Gone was the butter and in it’s stead an ingenious oil blend – 15 parts extra virgin olive oil and 1 part toasted sesame oil – the result was a liquid very similar in flavor to clarified butter. Also missing was all that heavy cream; it was replaced with evaporated fat free milk. Brilliant! The argument can be made that Kerr was responsible for salsa supplanting ketchup as America’s most popular condiment once he explained about its many healthy attributes while remaining exceptionally flavorful. He also extolled the important role fresh herbs and produce play in making food delicious without adding unnecessary calories.
After dozens of cookbooks and hundreds of hours of television Chef Graham Kerr still found the time to answer 7 Questions.
1. How many countries have you called home?
United Kingdom, New Zealand, Australia, Canada, USA (5)
2. From Entertaining with Kerr to Gathering Place you’ve done some 450 hours of food television; is there one series that you think best captures who you really are?
Gathering Place, an in depth search for lifestyle solutions in my life.
3. Which chefs have influenced you the most?
Andre Simon (Food & Wine Society Founder)
Maitre Chef des Cuisines Silvano Trompetto (Savoy, London)
Master Chef Karl Guggenmoss, Culinary Dean, Johnson & Wales University
4. Who was better in a street fight, Julia Child or James Beard?
5. What do you think of this new era of celebrity chefs with their Beatlesque followings?
A rather crowded wave of surfers without a clear line to the beach and diminishing waves.
6. The new Cooking Channel is showing The Galloping Gourmet; do you ever watch it?
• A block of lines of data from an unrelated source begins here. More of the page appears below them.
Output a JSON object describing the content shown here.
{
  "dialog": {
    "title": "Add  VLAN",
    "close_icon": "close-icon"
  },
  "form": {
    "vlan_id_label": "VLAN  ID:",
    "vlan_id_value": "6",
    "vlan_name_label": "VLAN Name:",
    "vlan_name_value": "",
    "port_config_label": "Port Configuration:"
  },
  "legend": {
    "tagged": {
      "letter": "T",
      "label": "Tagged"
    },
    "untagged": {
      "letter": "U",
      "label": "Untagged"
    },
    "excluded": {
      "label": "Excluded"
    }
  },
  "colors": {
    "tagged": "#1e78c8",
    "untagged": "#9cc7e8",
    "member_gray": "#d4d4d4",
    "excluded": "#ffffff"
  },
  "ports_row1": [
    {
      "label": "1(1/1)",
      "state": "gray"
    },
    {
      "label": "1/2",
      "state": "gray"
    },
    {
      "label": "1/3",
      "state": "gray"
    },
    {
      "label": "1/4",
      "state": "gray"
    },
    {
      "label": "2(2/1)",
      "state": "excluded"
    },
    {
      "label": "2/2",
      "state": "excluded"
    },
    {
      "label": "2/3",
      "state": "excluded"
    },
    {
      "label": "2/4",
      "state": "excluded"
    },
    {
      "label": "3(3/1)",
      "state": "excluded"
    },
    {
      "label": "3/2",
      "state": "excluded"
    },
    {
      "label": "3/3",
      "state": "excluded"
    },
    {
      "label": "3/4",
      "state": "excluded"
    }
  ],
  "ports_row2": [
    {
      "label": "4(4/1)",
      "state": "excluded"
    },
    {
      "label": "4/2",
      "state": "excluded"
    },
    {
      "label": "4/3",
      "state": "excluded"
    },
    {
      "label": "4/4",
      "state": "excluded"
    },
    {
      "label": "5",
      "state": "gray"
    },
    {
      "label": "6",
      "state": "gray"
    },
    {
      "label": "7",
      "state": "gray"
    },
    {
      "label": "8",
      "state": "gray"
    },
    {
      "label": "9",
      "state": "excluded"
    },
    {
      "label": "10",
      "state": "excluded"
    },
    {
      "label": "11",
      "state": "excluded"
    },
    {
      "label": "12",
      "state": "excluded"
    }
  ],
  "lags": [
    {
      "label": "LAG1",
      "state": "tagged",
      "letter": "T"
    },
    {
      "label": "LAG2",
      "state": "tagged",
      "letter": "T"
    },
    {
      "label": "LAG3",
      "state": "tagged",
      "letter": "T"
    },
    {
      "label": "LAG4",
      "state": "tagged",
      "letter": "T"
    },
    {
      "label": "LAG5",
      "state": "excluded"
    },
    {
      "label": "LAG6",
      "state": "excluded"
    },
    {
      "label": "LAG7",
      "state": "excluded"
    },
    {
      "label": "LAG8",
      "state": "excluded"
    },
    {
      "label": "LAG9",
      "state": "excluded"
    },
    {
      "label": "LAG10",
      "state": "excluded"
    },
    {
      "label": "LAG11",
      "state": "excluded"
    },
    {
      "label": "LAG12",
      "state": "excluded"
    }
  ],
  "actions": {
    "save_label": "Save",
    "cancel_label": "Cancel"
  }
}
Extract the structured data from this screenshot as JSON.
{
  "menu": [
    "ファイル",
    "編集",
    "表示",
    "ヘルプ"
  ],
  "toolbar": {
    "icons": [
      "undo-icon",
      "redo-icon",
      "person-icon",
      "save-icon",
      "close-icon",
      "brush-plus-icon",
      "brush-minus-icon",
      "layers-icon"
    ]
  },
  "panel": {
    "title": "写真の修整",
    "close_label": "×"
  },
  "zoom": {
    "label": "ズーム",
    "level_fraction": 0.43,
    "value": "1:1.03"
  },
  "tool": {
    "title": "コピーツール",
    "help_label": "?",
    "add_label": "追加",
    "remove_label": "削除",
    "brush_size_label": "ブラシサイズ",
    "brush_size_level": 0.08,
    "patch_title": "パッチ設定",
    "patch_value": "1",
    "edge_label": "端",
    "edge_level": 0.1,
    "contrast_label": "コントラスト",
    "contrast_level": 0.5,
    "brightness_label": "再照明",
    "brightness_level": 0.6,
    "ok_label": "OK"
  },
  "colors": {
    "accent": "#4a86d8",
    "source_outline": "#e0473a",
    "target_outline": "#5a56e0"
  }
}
I must admit that we no longer have TV. I’ve only ever seen 4 episodes. When you watch what you do you can become an edited person.
7. What’s next for Chef Graham Kerr?
A daily web blog on seven major changes we must make by 2020 on www.grahamkerr.com, starting November.
For those of you who have never scene Chef Graham in action enjoy this classic clip from the Galloping Gourmet.